Task instructions: An exact copy of the entries, with every picture omitted, is what is needed here.
==========
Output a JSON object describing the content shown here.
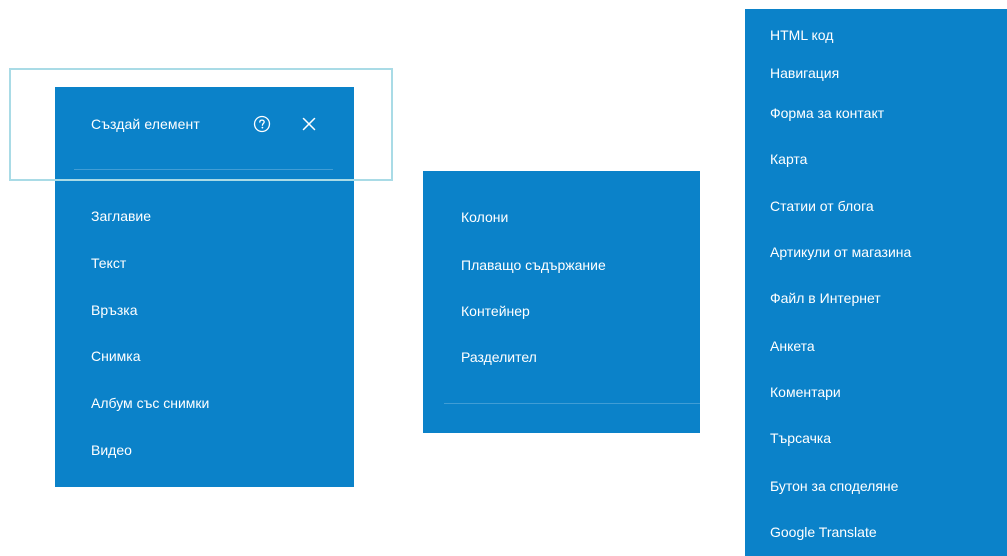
{
  "create_panel": {
    "title": "Създай елемент",
    "items": [
      {
        "label": "Заглавие"
      },
      {
        "label": "Текст"
      },
      {
        "label": "Връзка"
      },
      {
        "label": "Снимка"
      },
      {
        "label": "Албум със снимки"
      },
      {
        "label": "Видео"
      }
    ]
  },
  "layout_panel": {
    "items": [
      {
        "label": "Колони"
      },
      {
        "label": "Плаващо съдържание"
      },
      {
        "label": "Контейнер"
      },
      {
        "label": "Разделител"
      }
    ]
  },
  "advanced_panel": {
    "items": [
      {
        "label": "HTML код"
      },
      {
        "label": "Навигация"
      },
      {
        "label": "Форма за контакт"
      },
      {
        "label": "Карта"
      },
      {
        "label": "Статии от блога"
      },
      {
        "label": "Артикули от магазина"
      },
      {
        "label": "Файл в Интернет"
      },
      {
        "label": "Анкета"
      },
      {
        "label": "Коментари"
      },
      {
        "label": "Търсачка"
      },
      {
        "label": "Бутон за споделяне"
      },
      {
        "label": "Google Translate"
      }
    ]
  },
  "icons": {
    "help": "help-circle-icon",
    "close": "close-icon"
  },
  "colors": {
    "panel_background": "#0b82c9",
    "text": "#ffffff",
    "highlight_frame": "#a9dbe6"
  }
}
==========
Task response:
Output a JSON object describing the content shown here.
{
  "create_panel": {
    "title": "Създай елемент",
    "items": [
      {
        "label": "Заглавие"
      },
      {
        "label": "Текст"
      },
      {
        "label": "Връзка"
      },
      {
        "label": "Снимка"
      },
      {
        "label": "Албум със снимки"
      },
      {
        "label": "Видео"
      }
    ]
  },
  "layout_panel": {
    "items": [
      {
        "label": "Колони"
      },
      {
        "label": "Плаващо съдържание"
      },
      {
        "label": "Контейнер"
      },
      {
        "label": "Разделител"
      }
    ]
  },
  "advanced_panel": {
    "items": [
      {
        "label": "HTML код"
      },
      {
        "label": "Навигация"
      },
      {
        "label": "Форма за контакт"
      },
      {
        "label": "Карта"
      },
      {
        "label": "Статии от блога"
      },
      {
        "label": "Артикули от магазина"
      },
      {
        "label": "Файл в Интернет"
      },
      {
        "label": "Анкета"
      },
      {
        "label": "Коментари"
      },
      {
        "label": "Търсачка"
      },
      {
        "label": "Бутон за споделяне"
      },
      {
        "label": "Google Translate"
      }
    ]
  },
  "icons": {
    "help": "help-circle-icon",
    "close": "close-icon"
  },
  "colors": {
    "panel_background": "#0b82c9",
    "text": "#ffffff",
    "highlight_frame": "#a9dbe6"
  }
}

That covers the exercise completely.